Filter the material below down to the lines containing the word "data".
+===+
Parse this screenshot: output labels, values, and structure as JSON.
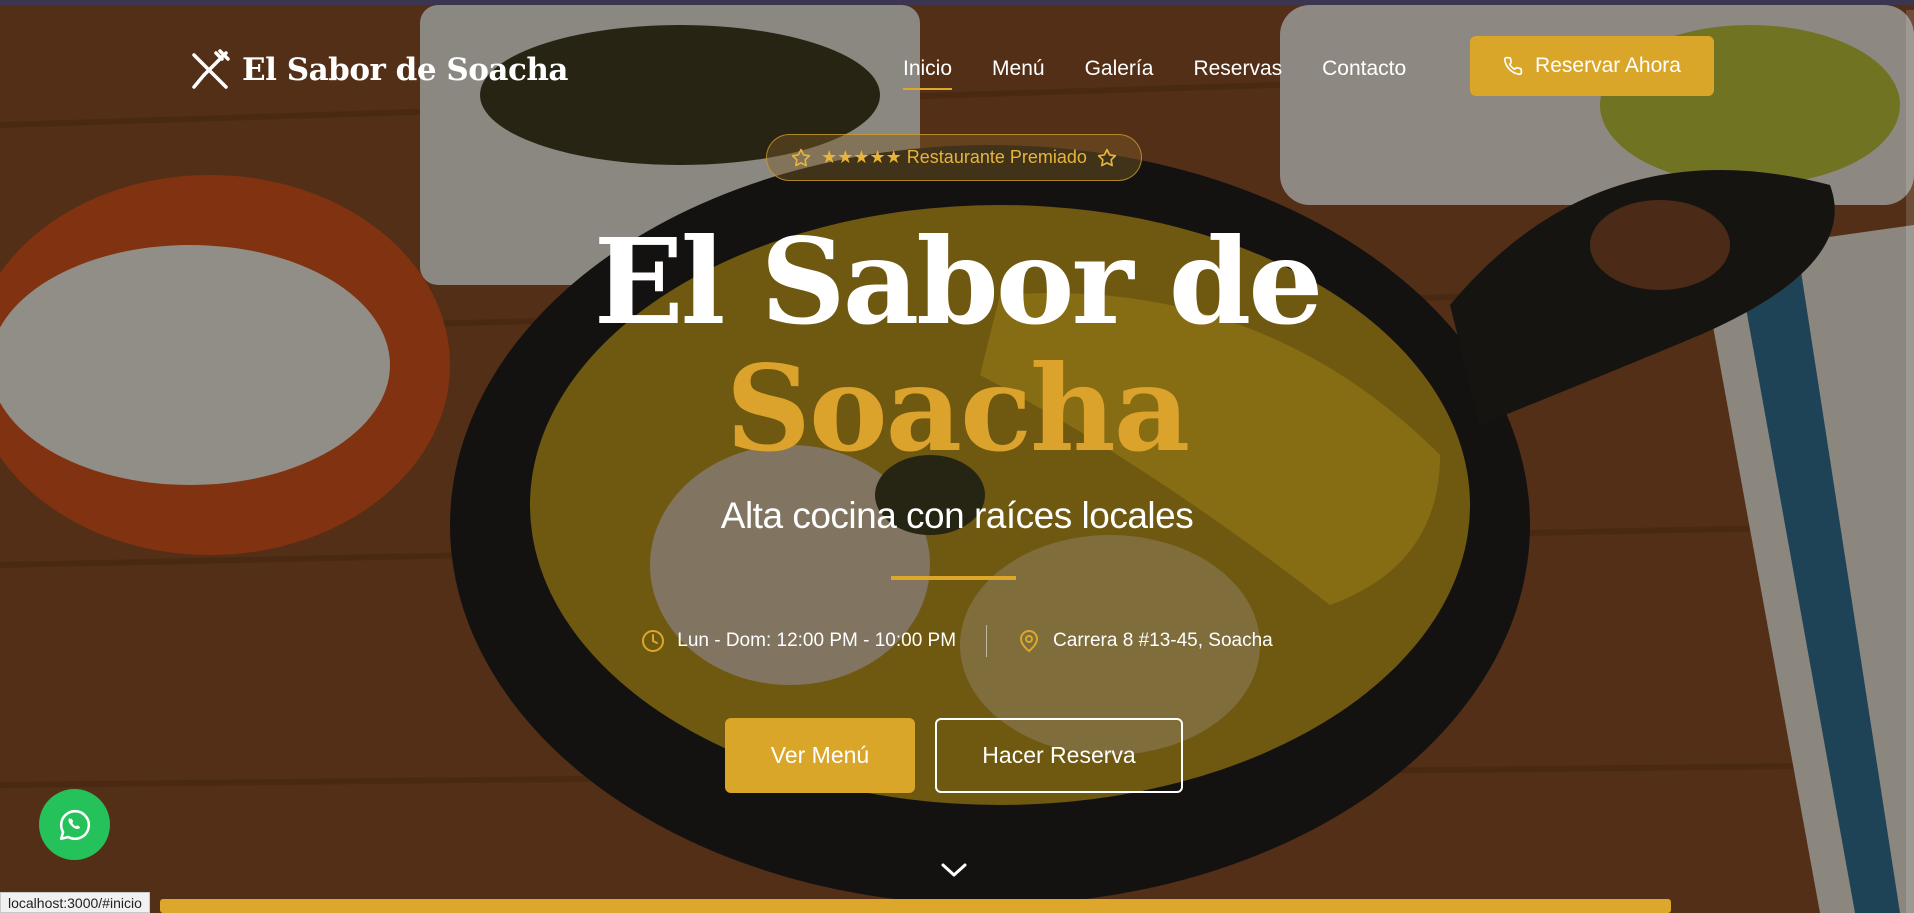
{
  "colors": {
    "accent": "#d9a62a",
    "whatsapp": "#25c15a",
    "text": "#ffffff"
  },
  "brand": {
    "name": "El Sabor de Soacha",
    "icon": "utensils-crossed-icon"
  },
  "nav": {
    "links": [
      {
        "label": "Inicio",
        "active": true
      },
      {
        "label": "Menú",
        "active": false
      },
      {
        "label": "Galería",
        "active": false
      },
      {
        "label": "Reservas",
        "active": false
      },
      {
        "label": "Contacto",
        "active": false
      }
    ],
    "cta_label": "Reservar Ahora",
    "cta_icon": "phone-icon"
  },
  "hero": {
    "badge": "★★★★★ Restaurante Premiado",
    "badge_icon": "star-outline-icon",
    "title_line1": "El Sabor de",
    "title_line2": "Soacha",
    "tagline": "Alta cocina con raíces locales",
    "hours": "Lun - Dom: 12:00 PM - 10:00 PM",
    "hours_icon": "clock-icon",
    "address": "Carrera 8 #13-45, Soacha",
    "address_icon": "map-pin-icon",
    "primary_button": "Ver Menú",
    "secondary_button": "Hacer Reserva",
    "scroll_icon": "chevron-down-icon"
  },
  "whatsapp": {
    "icon": "whatsapp-icon"
  },
  "scroll_progress": {
    "value": 0.89
  },
  "status_bar": {
    "url": "localhost:3000/#inicio"
  }
}
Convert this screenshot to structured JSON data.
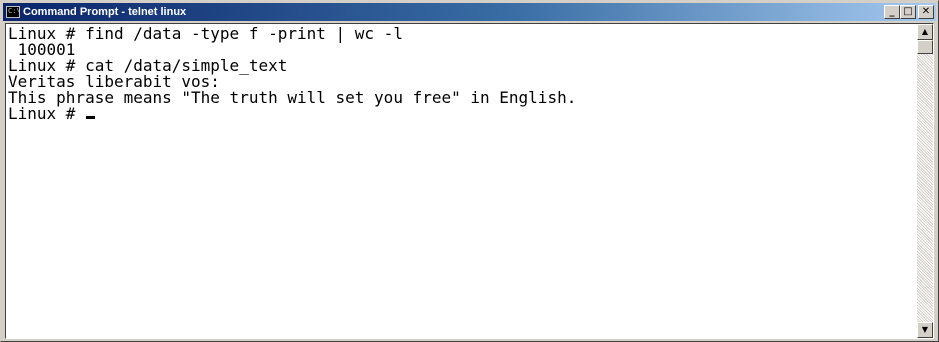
{
  "window": {
    "title": "Command Prompt - telnet linux",
    "icon": "console-icon",
    "buttons": {
      "minimize": "_",
      "maximize": "□",
      "close": "✕"
    }
  },
  "console": {
    "lines": [
      "Linux # find /data -type f -print | wc -l",
      " 100001",
      "Linux # cat /data/simple_text",
      "Veritas liberabit vos:",
      "This phrase means \"The truth will set you free\" in English.",
      "Linux # "
    ]
  },
  "scrollbar": {
    "up_icon": "arrow-up-icon",
    "down_icon": "arrow-down-icon",
    "up_glyph": "▲",
    "down_glyph": "▼"
  }
}
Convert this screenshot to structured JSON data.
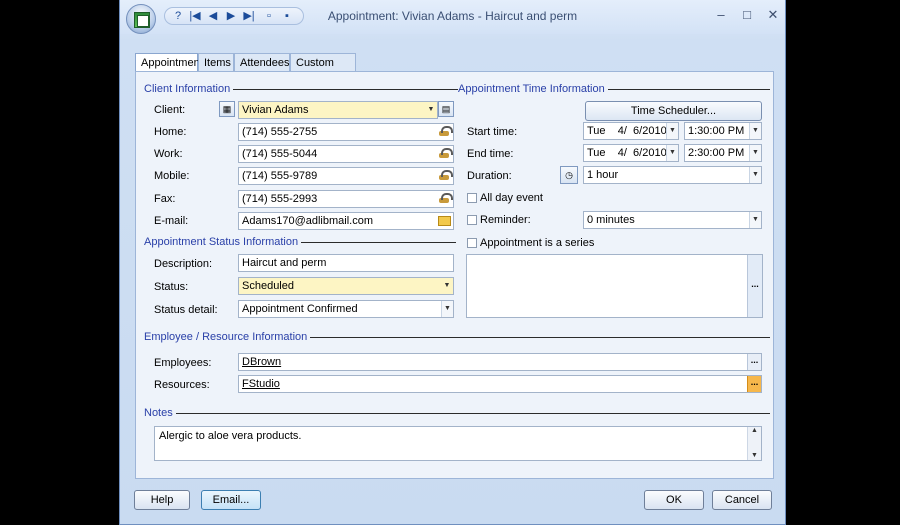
{
  "window": {
    "title": "Appointment: Vivian Adams - Haircut and perm",
    "qat_icons": [
      "help-icon",
      "first-record-icon",
      "previous-record-icon",
      "next-record-icon",
      "last-record-icon",
      "new-record-icon",
      "save-icon"
    ],
    "qat_glyphs": [
      "?",
      "|◀",
      "◀",
      "▶",
      "▶|",
      "▫",
      "▪"
    ],
    "controls": {
      "minimize": "–",
      "maximize": "□",
      "close": "✕"
    }
  },
  "tabs": [
    {
      "label": "Appointment",
      "active": true
    },
    {
      "label": "Items"
    },
    {
      "label": "Attendees"
    },
    {
      "label": "Custom Fields"
    }
  ],
  "client": {
    "section_title": "Client Information",
    "client_label": "Client:",
    "client_value": "Vivian Adams",
    "home_label": "Home:",
    "home_value": "(714) 555-2755",
    "work_label": "Work:",
    "work_value": "(714) 555-5044",
    "mobile_label": "Mobile:",
    "mobile_value": "(714) 555-9789",
    "fax_label": "Fax:",
    "fax_value": "(714) 555-2993",
    "email_label": "E-mail:",
    "email_value": "Adams170@adlibmail.com"
  },
  "time": {
    "section_title": "Appointment Time Information",
    "scheduler_button": "Time Scheduler...",
    "start_label": "Start time:",
    "start_date": "Tue    4/  6/2010",
    "start_time": "1:30:00 PM",
    "end_label": "End time:",
    "end_date": "Tue    4/  6/2010",
    "end_time": "2:30:00 PM",
    "duration_label": "Duration:",
    "duration_value": "1 hour",
    "all_day_label": "All day event",
    "reminder_label": "Reminder:",
    "reminder_value": "0 minutes",
    "series_label": "Appointment is a series"
  },
  "status": {
    "section_title": "Appointment Status Information",
    "description_label": "Description:",
    "description_value": "Haircut and perm",
    "status_label": "Status:",
    "status_value": "Scheduled",
    "detail_label": "Status detail:",
    "detail_value": "Appointment Confirmed"
  },
  "employee": {
    "section_title": "Employee / Resource Information",
    "employees_label": "Employees:",
    "employees_value": "DBrown",
    "resources_label": "Resources:",
    "resources_value": "FStudio"
  },
  "notes": {
    "section_title": "Notes",
    "value": "Alergic to aloe vera products."
  },
  "footer": {
    "help": "Help",
    "email": "Email...",
    "ok": "OK",
    "cancel": "Cancel"
  },
  "ellipsis": "...",
  "dropdown_arrow": "▼",
  "scroll_up": "▲",
  "scroll_down": "▼",
  "colors": {
    "section_heading": "#2a40a8",
    "required_field": "#fdf5c4",
    "resource_button": "#f6b74b"
  }
}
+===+
Your solution:
Convert this screenshot to structured JSON data.
      "Linux # find /data -type f -print | wc -l",
      "Linux # cat /data/simple_text",
Convert this screenshot to structured JSON data.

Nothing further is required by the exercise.